While hardly a spiritual upgrade of the slasher film, this high-concept teen body-count thriller drops hints of The Sixth Sense into the smart-aleck sensibility of Scream. Helmed by X-Files veteran James Wong, who cowrote the screenplay with longtime creative partner Glen Morgan, Final Destination is an often entertaining thriller marked by an unsettling sense of unease and scenes of eerie imagery. It suffers, however, from a schizophrenic tone and a frankly ludicrous premise. A high school Cassandra, Alex Browning (Devon Sawa of Idle Hands), wakes from a preflight nightmare and panics when he's convinced the plane is doomed. His ruckus bumps seven passengers from the Paris-bound plane, which immediately explodes into a fireball on takeoff, but fate hasn't finished with these lucky few and, one by one, death claims them. Wong brings such a funereal tone to these early scenes of survivor's guilt and inevitable doom that the already far-fetched film threatens to veer into unplanned absurdity. Thankfully, the tale loosens up with a playful morgue humor: one of the victims winds up the splattered punch line to a grim joke and elaborate Rube Goldbergesque chains of cause and effect become inspired spectacles of destruction. Final Destination is a pretty silly thriller when it takes itself seriously, and the filmmakers play fast and loose with their own rules of fate, but once they stick their tongues firmly in cheek, the film takes off with a screwy interpretation of the domino effect of doom. --Sean Axmaker

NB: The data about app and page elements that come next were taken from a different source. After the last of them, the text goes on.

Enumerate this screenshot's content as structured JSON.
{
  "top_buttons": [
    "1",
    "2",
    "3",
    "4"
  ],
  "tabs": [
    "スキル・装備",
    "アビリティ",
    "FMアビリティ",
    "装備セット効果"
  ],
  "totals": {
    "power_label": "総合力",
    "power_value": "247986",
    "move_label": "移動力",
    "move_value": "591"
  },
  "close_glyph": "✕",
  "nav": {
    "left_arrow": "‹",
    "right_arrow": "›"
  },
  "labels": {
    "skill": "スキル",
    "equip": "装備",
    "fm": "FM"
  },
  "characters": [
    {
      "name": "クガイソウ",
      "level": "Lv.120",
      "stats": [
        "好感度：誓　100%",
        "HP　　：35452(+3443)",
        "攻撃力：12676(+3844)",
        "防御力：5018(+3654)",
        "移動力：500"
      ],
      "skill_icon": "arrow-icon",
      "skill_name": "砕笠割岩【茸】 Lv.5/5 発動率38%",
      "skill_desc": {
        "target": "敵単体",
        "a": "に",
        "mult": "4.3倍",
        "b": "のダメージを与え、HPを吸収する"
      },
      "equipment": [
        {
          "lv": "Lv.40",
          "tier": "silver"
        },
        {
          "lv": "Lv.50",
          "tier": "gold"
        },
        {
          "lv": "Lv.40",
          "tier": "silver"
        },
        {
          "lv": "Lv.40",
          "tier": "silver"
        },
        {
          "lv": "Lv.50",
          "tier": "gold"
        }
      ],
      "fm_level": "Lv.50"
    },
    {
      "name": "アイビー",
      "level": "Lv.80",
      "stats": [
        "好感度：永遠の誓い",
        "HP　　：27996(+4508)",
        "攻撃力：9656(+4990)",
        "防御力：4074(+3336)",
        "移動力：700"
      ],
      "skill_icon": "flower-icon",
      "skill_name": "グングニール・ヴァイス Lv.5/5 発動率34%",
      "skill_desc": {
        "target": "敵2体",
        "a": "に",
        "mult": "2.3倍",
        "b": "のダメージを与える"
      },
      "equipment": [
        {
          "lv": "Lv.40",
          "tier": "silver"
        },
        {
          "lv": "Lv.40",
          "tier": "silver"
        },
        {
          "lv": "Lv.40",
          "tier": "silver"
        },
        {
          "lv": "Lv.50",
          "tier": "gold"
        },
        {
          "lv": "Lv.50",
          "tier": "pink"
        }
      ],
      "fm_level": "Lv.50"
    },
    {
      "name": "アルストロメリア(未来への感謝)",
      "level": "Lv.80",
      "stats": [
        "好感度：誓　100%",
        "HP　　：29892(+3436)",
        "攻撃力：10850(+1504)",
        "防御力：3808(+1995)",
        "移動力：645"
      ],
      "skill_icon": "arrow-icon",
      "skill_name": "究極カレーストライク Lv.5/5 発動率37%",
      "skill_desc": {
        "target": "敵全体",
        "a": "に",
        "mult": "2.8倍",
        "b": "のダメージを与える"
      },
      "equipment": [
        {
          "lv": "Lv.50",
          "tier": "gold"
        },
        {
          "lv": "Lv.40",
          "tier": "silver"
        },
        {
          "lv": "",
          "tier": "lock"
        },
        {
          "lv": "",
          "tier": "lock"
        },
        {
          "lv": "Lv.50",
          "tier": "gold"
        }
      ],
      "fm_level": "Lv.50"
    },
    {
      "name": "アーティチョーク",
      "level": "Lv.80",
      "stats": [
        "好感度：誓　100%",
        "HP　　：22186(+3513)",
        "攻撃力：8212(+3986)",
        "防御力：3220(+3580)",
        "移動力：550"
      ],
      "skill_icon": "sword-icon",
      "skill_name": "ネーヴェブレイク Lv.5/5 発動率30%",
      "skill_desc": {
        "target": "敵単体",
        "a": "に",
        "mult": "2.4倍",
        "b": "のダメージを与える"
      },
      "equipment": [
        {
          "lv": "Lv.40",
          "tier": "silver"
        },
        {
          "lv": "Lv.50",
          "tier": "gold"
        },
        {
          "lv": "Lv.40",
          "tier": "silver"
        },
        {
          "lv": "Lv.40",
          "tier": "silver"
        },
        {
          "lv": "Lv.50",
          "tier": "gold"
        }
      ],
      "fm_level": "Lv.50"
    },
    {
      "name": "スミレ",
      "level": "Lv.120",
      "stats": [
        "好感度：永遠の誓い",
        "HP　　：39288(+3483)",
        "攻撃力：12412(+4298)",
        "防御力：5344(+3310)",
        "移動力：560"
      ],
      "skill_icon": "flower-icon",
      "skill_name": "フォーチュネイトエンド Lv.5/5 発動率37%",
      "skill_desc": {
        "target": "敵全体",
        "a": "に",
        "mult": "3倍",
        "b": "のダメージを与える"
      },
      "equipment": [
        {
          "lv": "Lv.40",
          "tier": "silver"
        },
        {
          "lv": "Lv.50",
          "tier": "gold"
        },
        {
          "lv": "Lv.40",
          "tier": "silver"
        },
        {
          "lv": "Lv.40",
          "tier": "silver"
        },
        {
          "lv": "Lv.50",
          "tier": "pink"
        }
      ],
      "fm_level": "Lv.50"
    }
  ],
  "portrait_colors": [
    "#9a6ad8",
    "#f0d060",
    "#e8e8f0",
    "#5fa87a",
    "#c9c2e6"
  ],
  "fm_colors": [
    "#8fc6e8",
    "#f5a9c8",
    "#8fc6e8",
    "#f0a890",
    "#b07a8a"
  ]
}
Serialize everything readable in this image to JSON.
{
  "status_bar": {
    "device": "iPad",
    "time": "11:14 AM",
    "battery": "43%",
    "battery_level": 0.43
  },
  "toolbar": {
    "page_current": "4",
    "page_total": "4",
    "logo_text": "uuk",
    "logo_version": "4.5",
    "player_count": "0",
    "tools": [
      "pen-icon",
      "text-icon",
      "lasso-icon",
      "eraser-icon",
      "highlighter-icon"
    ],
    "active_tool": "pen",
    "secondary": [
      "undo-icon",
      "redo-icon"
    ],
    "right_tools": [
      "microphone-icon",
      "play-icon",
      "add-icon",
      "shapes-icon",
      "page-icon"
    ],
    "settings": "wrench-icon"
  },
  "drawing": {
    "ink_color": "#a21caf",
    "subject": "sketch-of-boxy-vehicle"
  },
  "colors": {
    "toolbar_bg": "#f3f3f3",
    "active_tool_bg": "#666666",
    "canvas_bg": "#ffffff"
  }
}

Being alive after we were supposed to die caused an outward ripple. A RIFT IN DEATHS DESIGN!
So, If you hadn't gotten off the plane, we wouldn't be alive to begin with.
YES! That's why death is working backwards. It's tying up all the loose ends, and sealing the rift once and for all.